What is a Lottery?
A lottery is a game in which numbers are drawn to determine the winner of a prize. The prizes vary and may be cash or merchandise. Lotteries are popular with the public and are used to fund a variety of projects. Many states organize their own lotteries, but some use private promoters to run public lotteries. The prize money is usually determined ahead of time, and the promoters make their profits by collecting the entrance fees, paying the prizes, and distributing a percentage of the funds to the state. Lotteries are also used to raise funds for educational purposes and for municipal projects such as roads and bridges.
There are several types of lotteries: raffles, sweepstakes, and instant games. The prize money in a lottery is not always known beforehand, and the size of the prize is often an important factor in determining how much people will pay to play. Instant games are generally more lucrative than traditional raffles or sweepstakes, because the player has a higher chance of winning. In addition, instant games are more convenient than traditional raffles or sweepstakes because they do not require participants to travel or fill out paper tickets.

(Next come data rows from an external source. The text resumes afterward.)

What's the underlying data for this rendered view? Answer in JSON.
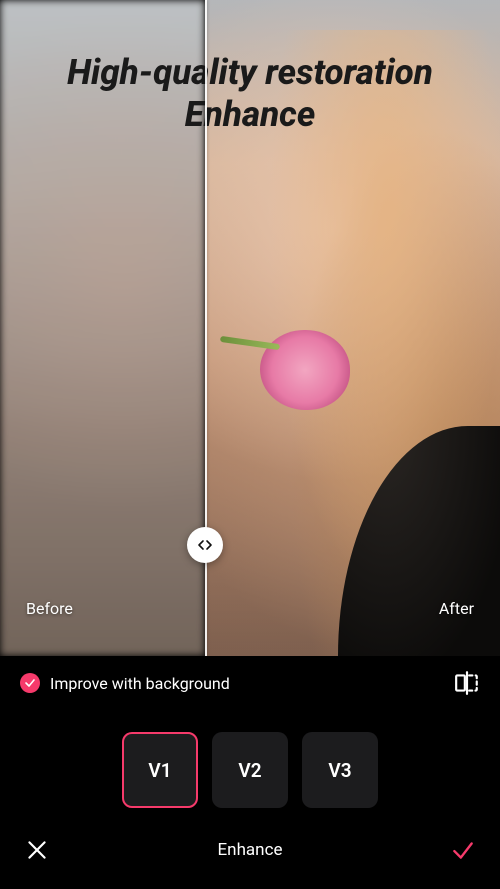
{
  "headline": {
    "line1": "High-quality restoration",
    "line2": "Enhance"
  },
  "comparison": {
    "before_label": "Before",
    "after_label": "After",
    "slider_position_percent": 41
  },
  "option": {
    "label": "Improve with background",
    "checked": true
  },
  "versions": [
    {
      "label": "V1",
      "selected": true
    },
    {
      "label": "V2",
      "selected": false
    },
    {
      "label": "V3",
      "selected": false
    }
  ],
  "footer": {
    "title": "Enhance"
  },
  "colors": {
    "accent": "#f63a6b",
    "card": "#1c1c1e"
  }
}
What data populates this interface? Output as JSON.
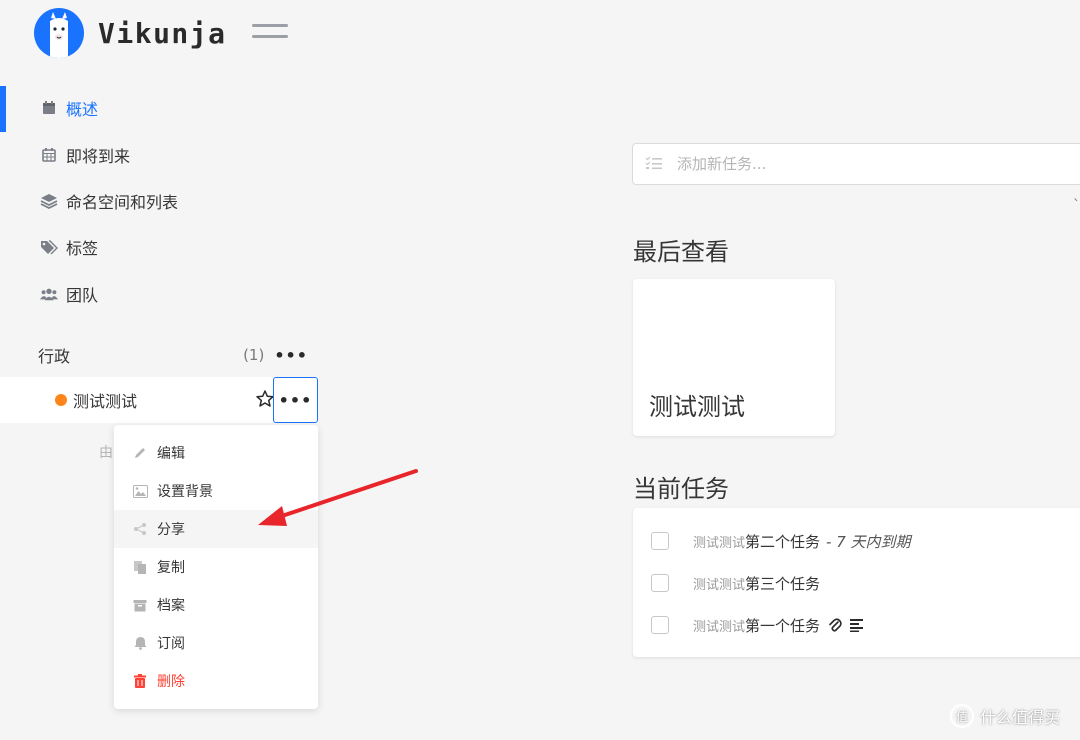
{
  "app": {
    "name": "Vikunja"
  },
  "sidebar": {
    "items": [
      {
        "label": "概述",
        "icon": "calendar-icon",
        "active": true
      },
      {
        "label": "即将到来",
        "icon": "calendar-grid-icon",
        "active": false
      },
      {
        "label": "命名空间和列表",
        "icon": "layers-icon",
        "active": false
      },
      {
        "label": "标签",
        "icon": "tags-icon",
        "active": false
      },
      {
        "label": "团队",
        "icon": "users-icon",
        "active": false
      }
    ],
    "namespace": {
      "title": "行政",
      "count": "(1)",
      "more": "•••"
    },
    "list": {
      "title": "测试测试",
      "color": "#ff851b",
      "more": "•••"
    },
    "faint_text": "由"
  },
  "dropdown": {
    "items": [
      {
        "label": "编辑",
        "icon": "pencil-icon"
      },
      {
        "label": "设置背景",
        "icon": "image-icon"
      },
      {
        "label": "分享",
        "icon": "share-icon"
      },
      {
        "label": "复制",
        "icon": "copy-icon"
      },
      {
        "label": "档案",
        "icon": "archive-icon"
      },
      {
        "label": "订阅",
        "icon": "bell-icon"
      },
      {
        "label": "删除",
        "icon": "trash-icon"
      }
    ]
  },
  "main": {
    "add_task": {
      "placeholder": "添加新任务..."
    },
    "edge_mark": "`",
    "last_viewed": {
      "title": "最后查看",
      "cards": [
        {
          "title": "测试测试"
        }
      ]
    },
    "current_tasks": {
      "title": "当前任务",
      "tasks": [
        {
          "list": "测试测试",
          "title": "第二个任务",
          "due": "- 7 天内到期"
        },
        {
          "list": "测试测试",
          "title": "第三个任务",
          "due": ""
        },
        {
          "list": "测试测试",
          "title": "第一个任务",
          "due": ""
        }
      ]
    }
  },
  "watermark": {
    "glyph": "值",
    "text": "什么值得买"
  },
  "colors": {
    "primary": "#1973ff",
    "danger": "#ff4136",
    "list_dot": "#ff851b",
    "annotation_arrow": "#e8252a"
  }
}
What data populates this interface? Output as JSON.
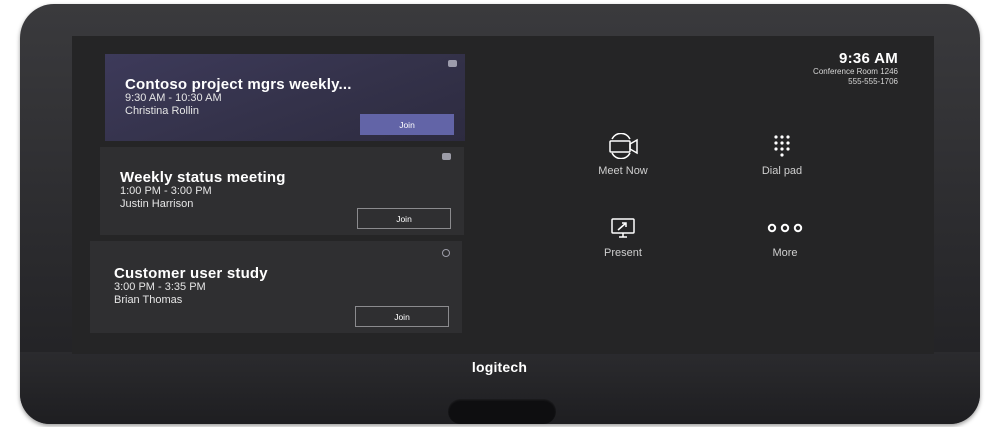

The odds of winning the lottery are very long, and even a large jackpot can be difficult to win. Some states have tried to increase the odds by increasing or decreasing the number of balls in a drawing. However, this has had the side effect of lowering ticket sales. In order to keep ticket sales up, the jackpot must be huge enough to capture media attention.
Lotteries are not only an important source of revenue for governments and local authorities, but they are also an integral part of a society’s culture. They provide a form of recreation and entertainment, and can be a source of pride for the winner. In addition, they can serve to bring together groups of people who would otherwise not have an opportunity to interact. The first known lottery was held in the Roman Empire, and prizes were generally luxury items such as dinnerware. Lotteries also played a major role in the American colonies, and were used for both public and private ventures.
While some claim to have discovered secrets of lottery strategy, there is no evidence that these strategies are effective. In fact, the vast majority of lottery winners do not use any particular strategy, and the best way to improve your odds is to buy more tickets.
While it is impossible to predict who will be the next big lottery winner, you can learn how to analyze lottery results by studying statistics. Most, but not all, lotteries post these statistics after the lottery has closed. A good place to start is by looking at the lottery’s history and examining the demand information for various lottery entry dates. This information will help you to understand how to better select your numbers. It is also helpful to review lottery trends to see which numbers have a higher likelihood of winning.